Both models ensure alignment of the premium to the underlying risk, a key measure of ‘suitability’.
The reporting around business interruption claims is likely to dent many policyholders’ trust in insurance. This issue came to a head this week when the FCA announced it is seeking “legal clarity” on the interpretation of clauses in the market. But for many policyholders the issue is not just legal but existential, and their main concern is being paid. This could be a boost for parametric models.
FloodFlash uses sensors to detect the water levels in a flooded SME properties. When the flooding level reaches the trigger depth they send a signal and the settlement is paid out, sometimes in as little as 24 hours. Both the trigger depth and settlement amount are determined by the customer at the point of purchase.
We have also written previously on our blog about the attractiveness of parametric triggers in total loss of personal lines. In traditional policies, insurers determine the value of a total loss after the event. Often they refer to indices but these are generalised and customers may be disappointed to find a gap to their expectations or replacement cost.
Parametric structures give the insurer and customer the ability to agree a settlement value upfront. This removes a key point of frustration in the claims process and leads to a rapid settlement for customers. Claims handling costs are significantly reduced for insurers, as are actuarial costs as there is no longer a difference between exposure and incurred losses.
In theory, a business interruption policy could allow customers to determine the days of interruption before the policy is triggered and the settlement amount. (We recognise that this is an oversimplification for pandemics because the challenge at present is whether the reason for closure is covered due to concerns about aggregation. This is not addressed by a parametric trigger.)
Finally, this crisis is testing the trust between insurers and customers and we believe that radical new models have an opportunity to flourish.
Laka has built a unique proposition by which the monthly premium is determined transparently by the cost of claims for all members that month. Laka charges an additional fee for the claims handling. Customers are protected against ‘outlier’ months by a maximum monthly premium cap (facilitated by ‘reinsurance’).

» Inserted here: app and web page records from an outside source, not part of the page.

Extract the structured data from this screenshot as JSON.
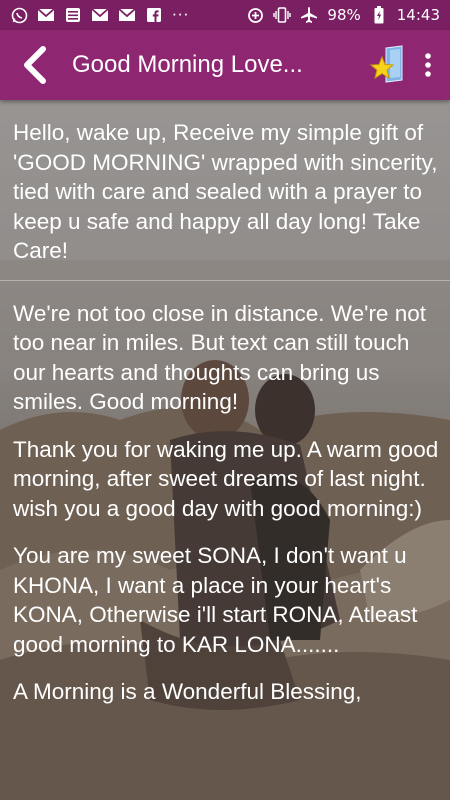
{
  "status_bar": {
    "battery": "98%",
    "time": "14:43",
    "overflow_dots": "···"
  },
  "app_bar": {
    "title": "Good Morning Love..."
  },
  "messages": [
    "Hello, wake up, Receive my simple gift of 'GOOD MORNING' wrapped with sincerity, tied with care and sealed with a prayer to keep u safe and happy all day long! Take Care!",
    "We're not too close in distance. We're not too near in miles. But text can still touch our hearts and thoughts can bring us smiles. Good morning!",
    "Thank you for waking me up. A warm good morning, after sweet dreams of last night. wish you a good day with good morning:)",
    "You are my sweet SONA, I don't want u KHONA, I want a place in your heart's KONA, Otherwise i'll start RONA, Atleast good morning to KAR LONA.......",
    "A Morning is a Wonderful Blessing,"
  ],
  "colors": {
    "status_bar": "#7a1f62",
    "app_bar": "#8e2672",
    "text": "#ffffff"
  },
  "icons": [
    "whatsapp-icon",
    "gmail-icon",
    "news-icon",
    "gmail-icon",
    "gmail-icon",
    "facebook-icon",
    "data-saver-icon",
    "vibrate-icon",
    "airplane-icon",
    "battery-icon",
    "back-arrow-icon",
    "star-icon",
    "more-vert-icon"
  ]
}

Laka’s monthly statements provide customers with the breakdown of their premium calculation. For instance, this month has seen a drop in commuter bike theft but an increase in wheel damage claims, potentially caused by the additional miles covered by cyclists logging their daily exercise.

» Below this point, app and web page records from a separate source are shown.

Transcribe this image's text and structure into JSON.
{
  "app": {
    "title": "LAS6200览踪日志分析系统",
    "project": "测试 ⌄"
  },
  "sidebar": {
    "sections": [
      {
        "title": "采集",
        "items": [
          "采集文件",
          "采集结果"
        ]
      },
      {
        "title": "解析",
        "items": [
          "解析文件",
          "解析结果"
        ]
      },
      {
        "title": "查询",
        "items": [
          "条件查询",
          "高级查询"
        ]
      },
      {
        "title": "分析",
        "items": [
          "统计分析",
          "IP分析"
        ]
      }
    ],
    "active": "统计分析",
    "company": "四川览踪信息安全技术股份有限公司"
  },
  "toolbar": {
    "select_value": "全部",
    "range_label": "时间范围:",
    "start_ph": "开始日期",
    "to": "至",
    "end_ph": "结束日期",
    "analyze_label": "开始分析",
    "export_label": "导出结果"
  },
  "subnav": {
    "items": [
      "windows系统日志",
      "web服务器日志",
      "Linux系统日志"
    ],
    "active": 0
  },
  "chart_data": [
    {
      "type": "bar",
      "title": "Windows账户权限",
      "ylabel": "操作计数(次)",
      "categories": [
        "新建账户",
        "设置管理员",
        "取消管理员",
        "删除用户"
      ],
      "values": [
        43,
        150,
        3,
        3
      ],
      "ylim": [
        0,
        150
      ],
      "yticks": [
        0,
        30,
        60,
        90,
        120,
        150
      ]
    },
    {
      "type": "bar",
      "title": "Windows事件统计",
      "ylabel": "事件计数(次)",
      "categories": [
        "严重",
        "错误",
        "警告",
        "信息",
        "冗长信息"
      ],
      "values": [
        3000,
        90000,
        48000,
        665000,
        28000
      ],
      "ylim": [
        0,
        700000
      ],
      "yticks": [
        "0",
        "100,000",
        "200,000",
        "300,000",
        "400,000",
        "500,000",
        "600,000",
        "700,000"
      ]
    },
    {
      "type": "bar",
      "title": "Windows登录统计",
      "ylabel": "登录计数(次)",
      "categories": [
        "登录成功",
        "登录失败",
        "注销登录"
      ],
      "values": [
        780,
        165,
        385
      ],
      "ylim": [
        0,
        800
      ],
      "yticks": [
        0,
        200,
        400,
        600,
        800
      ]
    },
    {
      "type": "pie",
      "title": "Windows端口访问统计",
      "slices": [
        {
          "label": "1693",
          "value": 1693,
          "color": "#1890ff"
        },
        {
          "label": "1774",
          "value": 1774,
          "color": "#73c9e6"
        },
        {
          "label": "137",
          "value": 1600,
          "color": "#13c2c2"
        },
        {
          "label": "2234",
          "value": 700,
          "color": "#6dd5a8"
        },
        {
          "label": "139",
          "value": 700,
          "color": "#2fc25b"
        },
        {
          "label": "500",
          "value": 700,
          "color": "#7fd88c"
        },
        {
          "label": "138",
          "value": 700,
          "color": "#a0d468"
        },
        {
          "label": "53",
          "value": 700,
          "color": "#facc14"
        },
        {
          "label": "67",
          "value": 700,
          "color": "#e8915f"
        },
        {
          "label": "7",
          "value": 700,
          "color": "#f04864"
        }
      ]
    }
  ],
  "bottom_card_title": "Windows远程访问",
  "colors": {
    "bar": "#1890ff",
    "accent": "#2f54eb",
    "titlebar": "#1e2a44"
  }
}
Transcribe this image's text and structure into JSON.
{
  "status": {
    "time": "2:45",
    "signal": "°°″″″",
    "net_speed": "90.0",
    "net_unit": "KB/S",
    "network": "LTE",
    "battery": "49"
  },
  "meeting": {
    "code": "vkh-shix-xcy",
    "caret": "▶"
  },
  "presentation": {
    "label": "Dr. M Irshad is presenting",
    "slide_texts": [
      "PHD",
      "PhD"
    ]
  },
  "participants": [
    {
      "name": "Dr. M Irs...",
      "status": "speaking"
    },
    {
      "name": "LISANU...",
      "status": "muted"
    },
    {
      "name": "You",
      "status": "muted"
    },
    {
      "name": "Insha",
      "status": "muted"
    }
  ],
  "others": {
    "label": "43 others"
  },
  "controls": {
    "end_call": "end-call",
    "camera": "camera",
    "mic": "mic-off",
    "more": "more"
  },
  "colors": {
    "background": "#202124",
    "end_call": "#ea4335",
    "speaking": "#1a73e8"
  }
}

For me, this month’s premium was £6 and far below my maximum cap (c.£25) or the market rate for standard policies.
The Coronavirus crisis is challenging insurers on all fronts. The FCA statement has now brought attention to products.
Rebates and premium payment freezes are a clunky and retrospective tool. Rebates in particular are poorly aligned to the customer. As lockdown continues and the changes to people’s lives become embedded, insurers will discover that many of their products are fundamentally misaligned to their needs.

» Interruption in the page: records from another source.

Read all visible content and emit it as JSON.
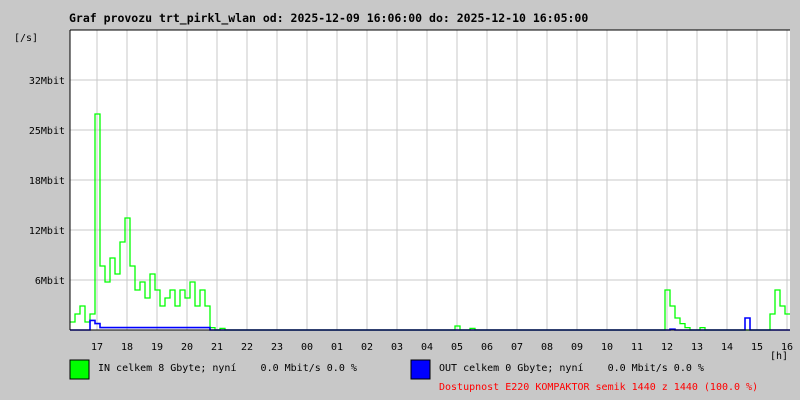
{
  "chart_data": {
    "type": "area",
    "title": "Graf provozu trt_pirkl_wlan od: 2025-12-09 16:06:00 do: 2025-12-10 16:05:00",
    "ylabel": "[/s]",
    "xlabel": "[h]",
    "ylim": [
      0,
      37.5
    ],
    "y_unit": "Mbit/s",
    "yticks": [
      {
        "value": 6.25,
        "label": "6Mbit"
      },
      {
        "value": 12.5,
        "label": "12Mbit"
      },
      {
        "value": 18.75,
        "label": "18Mbit"
      },
      {
        "value": 25,
        "label": "25Mbit"
      },
      {
        "value": 31.25,
        "label": "32Mbit"
      }
    ],
    "xrange_minutes": [
      0,
      1440
    ],
    "x_start_label": "16:06",
    "sample_interval_minutes": 10,
    "xticks": [
      {
        "minute": 54,
        "label": "17"
      },
      {
        "minute": 114,
        "label": "18"
      },
      {
        "minute": 174,
        "label": "19"
      },
      {
        "minute": 234,
        "label": "20"
      },
      {
        "minute": 294,
        "label": "21"
      },
      {
        "minute": 354,
        "label": "22"
      },
      {
        "minute": 414,
        "label": "23"
      },
      {
        "minute": 474,
        "label": "00"
      },
      {
        "minute": 534,
        "label": "01"
      },
      {
        "minute": 594,
        "label": "02"
      },
      {
        "minute": 654,
        "label": "03"
      },
      {
        "minute": 714,
        "label": "04"
      },
      {
        "minute": 774,
        "label": "05"
      },
      {
        "minute": 834,
        "label": "06"
      },
      {
        "minute": 894,
        "label": "07"
      },
      {
        "minute": 954,
        "label": "08"
      },
      {
        "minute": 1014,
        "label": "09"
      },
      {
        "minute": 1074,
        "label": "10"
      },
      {
        "minute": 1134,
        "label": "11"
      },
      {
        "minute": 1194,
        "label": "12"
      },
      {
        "minute": 1254,
        "label": "13"
      },
      {
        "minute": 1314,
        "label": "14"
      },
      {
        "minute": 1374,
        "label": "15"
      },
      {
        "minute": 1434,
        "label": "16"
      }
    ],
    "grid": true,
    "series": [
      {
        "name": "IN",
        "color": "#00ff00",
        "values": [
          1,
          2,
          3,
          1,
          2,
          27,
          8,
          6,
          9,
          7,
          11,
          14,
          8,
          5,
          6,
          4,
          7,
          5,
          3,
          4,
          5,
          3,
          5,
          4,
          6,
          3,
          5,
          3,
          0.3,
          0,
          0.2,
          0,
          0,
          0,
          0,
          0,
          0,
          0,
          0,
          0,
          0,
          0,
          0,
          0,
          0,
          0,
          0,
          0,
          0,
          0,
          0,
          0,
          0,
          0,
          0,
          0,
          0,
          0,
          0,
          0,
          0,
          0,
          0,
          0,
          0,
          0,
          0,
          0,
          0,
          0,
          0,
          0,
          0,
          0,
          0,
          0,
          0,
          0.5,
          0,
          0,
          0.2,
          0,
          0,
          0,
          0,
          0,
          0,
          0,
          0,
          0,
          0,
          0,
          0,
          0,
          0,
          0,
          0,
          0,
          0,
          0,
          0,
          0,
          0,
          0,
          0,
          0,
          0,
          0,
          0,
          0,
          0,
          0,
          0,
          0,
          0,
          0,
          0,
          0,
          0,
          5,
          3,
          1.5,
          0.8,
          0.3,
          0,
          0,
          0.3,
          0,
          0,
          0,
          0,
          0,
          0,
          0,
          0,
          0,
          0,
          0,
          0,
          0,
          2,
          5,
          3,
          2
        ]
      },
      {
        "name": "OUT",
        "color": "#0000ff",
        "values": [
          0,
          0,
          0,
          0,
          1.2,
          0.8,
          0.3,
          0.3,
          0.3,
          0.3,
          0.3,
          0.3,
          0.3,
          0.3,
          0.3,
          0.3,
          0.3,
          0.3,
          0.3,
          0.3,
          0.3,
          0.3,
          0.3,
          0.3,
          0.3,
          0.3,
          0.3,
          0.3,
          0,
          0,
          0,
          0,
          0,
          0,
          0,
          0,
          0,
          0,
          0,
          0,
          0,
          0,
          0,
          0,
          0,
          0,
          0,
          0,
          0,
          0,
          0,
          0,
          0,
          0,
          0,
          0,
          0,
          0,
          0,
          0,
          0,
          0,
          0,
          0,
          0,
          0,
          0,
          0,
          0,
          0,
          0,
          0,
          0,
          0,
          0,
          0,
          0,
          0,
          0,
          0,
          0,
          0,
          0,
          0,
          0,
          0,
          0,
          0,
          0,
          0,
          0,
          0,
          0,
          0,
          0,
          0,
          0,
          0,
          0,
          0,
          0,
          0,
          0,
          0,
          0,
          0,
          0,
          0,
          0,
          0,
          0,
          0,
          0,
          0,
          0,
          0,
          0,
          0,
          0,
          0,
          0.1,
          0,
          0,
          0,
          0,
          0,
          0,
          0,
          0,
          0,
          0,
          0,
          0,
          0,
          0,
          1.5,
          0,
          0,
          0,
          0,
          0,
          0,
          0,
          0
        ]
      }
    ]
  },
  "legend": {
    "in_text": "IN celkem 8 Gbyte; nyní    0.0 Mbit/s 0.0 %",
    "in_color": "#00ff00",
    "out_text": "OUT celkem 0 Gbyte; nyní    0.0 Mbit/s 0.0 %",
    "out_color": "#0000ff",
    "availability": "Dostupnost E220 KOMPAKTOR semik 1440 z 1440 (100.0 %)"
  }
}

This is an opportunity for InsurTechs.
However, the customer acquisition challenge remains. Despite everything, an ABI paper has shown that April was a month of unusually low insurance switching suggesting that customers are not desperately looking for alternative insurance propositions. Most InsurTechs – as we have long argued – will struggle to acquire customers sufficiently fast with a direct model, even if their proposition is superior.
This is therefore a huge opportunity for insurers and brokers to revisit their innovation and M&A strategies. There has been no better time to reconsider the customer proposition and identify InsurTech and other partners to help accelerate their time to market.
This article is based on some of our research for the 2021